“It is definitely a buyer’s market, but it is not a desperate market,” says Pittman, who says she’s closed north of $15 million in transactions this year through June. “It has been really difficult to get financing. Lenders are requiring two or three appraisals. Lenders have gone from being extra loose to being extremely tight.”

As a result, Pittman says, the success of a condo development rests on the kind of buyer developments cater to.

One of the highest-profile condo developments in Dallas is Uptown’s Azure tower, which offers units starting at $400,000 and ranging to $1 million-plus. At these price points, the Azure is essentially catering to two buyer profiles: the urban professional who needs to qualify for a jumbo mortgage to purchase, and a more financially independent buyer.

The Azure has been able to sell units, but it is not in danger of selling out. There are currently 19 units at the Azure still on the market, indicating that the building is between 60 and 70 percent sold, according to the real estate listing service MLS. Eleven of these units are listed at prices of $700,000 or more.

Mortgage credit problems have been compounded in the condo market. In March, Fannie Mae said it would no longer guarantee mortgages on condos in buildings where fewer than 70 percent of the units have sold, up from 51 percent of the units previously. In addition, if 15 percent of the owners in a particular building are delinquent paying their home owners association dues, or if more than 10 percent of the units are owned by a single buyer, Fannie Mae considers the building in financial trouble and will restrict its lending.

Lending restrictions have also crimped developments that were under way before the crisis hit. Many condo projects need a certain percentage of presales in order to qualify for construction and other development loans. Some developments, like the Stoneleigh Residences behind the historic Stoneleigh Hotel, have been halted mid-way through construction due to bankruptcy.

Plummeting sales and the tightened mortgage market have forced developers to offer more incentives to buyers, such as picking up HOA fees, cutting prices, or offering in-house financing. As the original buyers look for a way out of their investment, some developers find themselves competing with sellers who purchased units at pre-construction prices.

A number of condo developers have made a transition from selling units to leasing them. Consider, for example, the Residences at the Hotel Palomar, which opened in 2006 directly adjacent to the refurbished Hotel Palomar.

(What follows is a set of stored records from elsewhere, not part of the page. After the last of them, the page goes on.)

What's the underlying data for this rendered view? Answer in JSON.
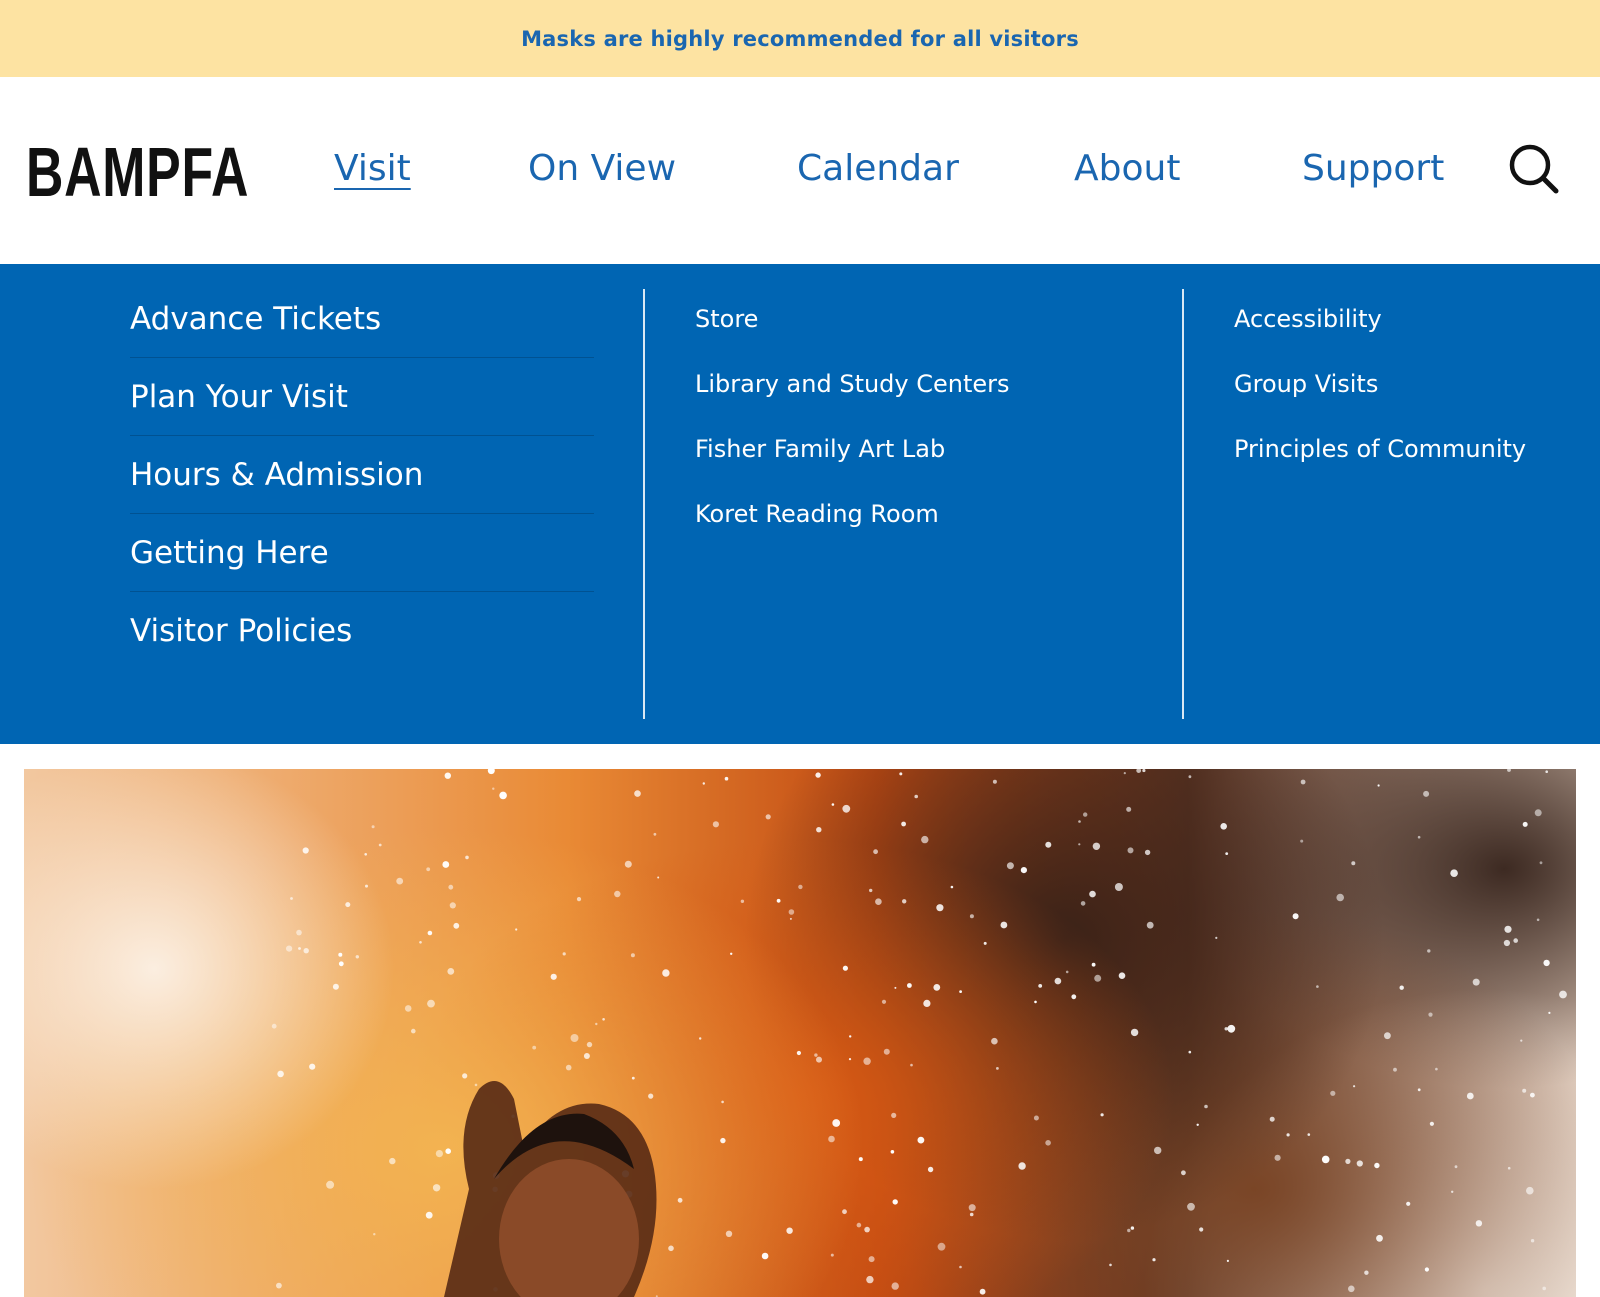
{
  "announcement": {
    "text": "Masks are highly recommended for all visitors"
  },
  "header": {
    "logo": "BAMPFA",
    "nav": [
      {
        "label": "Visit",
        "active": true
      },
      {
        "label": "On View",
        "active": false
      },
      {
        "label": "Calendar",
        "active": false
      },
      {
        "label": "About",
        "active": false
      },
      {
        "label": "Support",
        "active": false
      }
    ],
    "search_icon": "search-icon"
  },
  "mega_menu": {
    "primary": [
      "Advance Tickets",
      "Plan Your Visit",
      "Hours & Admission",
      "Getting Here",
      "Visitor Policies"
    ],
    "secondary": [
      "Store",
      "Library and Study Centers",
      "Fisher Family Art Lab",
      "Koret Reading Room"
    ],
    "tertiary": [
      "Accessibility",
      "Group Visits",
      "Principles of Community"
    ]
  },
  "colors": {
    "announcement_bg": "#fde3a2",
    "brand_blue": "#1a66b0",
    "menu_bg": "#0065b3"
  }
}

With its five-star Exhale Spa, the Palomar was a poster child for the new luxury-condo boom. But when sales lagged, the developers decided finally to switch from selling units to leasing them out.

Philip Brosseau, a developer of the Palomar, says that within two weeks of making the switch, 17 previously unoccupied units of the building were leased. Seven additional units have since been leased, Brosseau says.

A representative for the Azure says that building is not leasing units directly, though some of the property owners are leasing out their units independently.

Leasing is a viable option for developers looking to fill up empty condo towers. But it’s also an option developers want to resist until they have few other choices, says Gibson of Residential Strategies. “A renter has a different mindset than a homeowner, and there is also the question of HOA dues.”

While a builder may be able to recoup some cash through leasing a unit, it is difficult to command a rental rate that covers the HOA fees used to maintain the building had the unit been sold instead. “It is different for each building, but if you are living in a building that is partially sold, the developer is keeping up the HOA fees for the non-sold units,” Gibson says.

It makes for an uneasy situation for the condo owner, who not only faces the possibility of lower home values due to leasing, but a strapped developer dealing with unexpected overhead. And, if the bottom falls further, the situation can quickly get uglier. “If the developer goes into default … certainly there is room for lawsuits,” Gibson says.

Simek is a freelance writer in Dallas. His last article for D CEO, in the May/June issue, was about the dire outlook for commercial real estate in general in North Texas.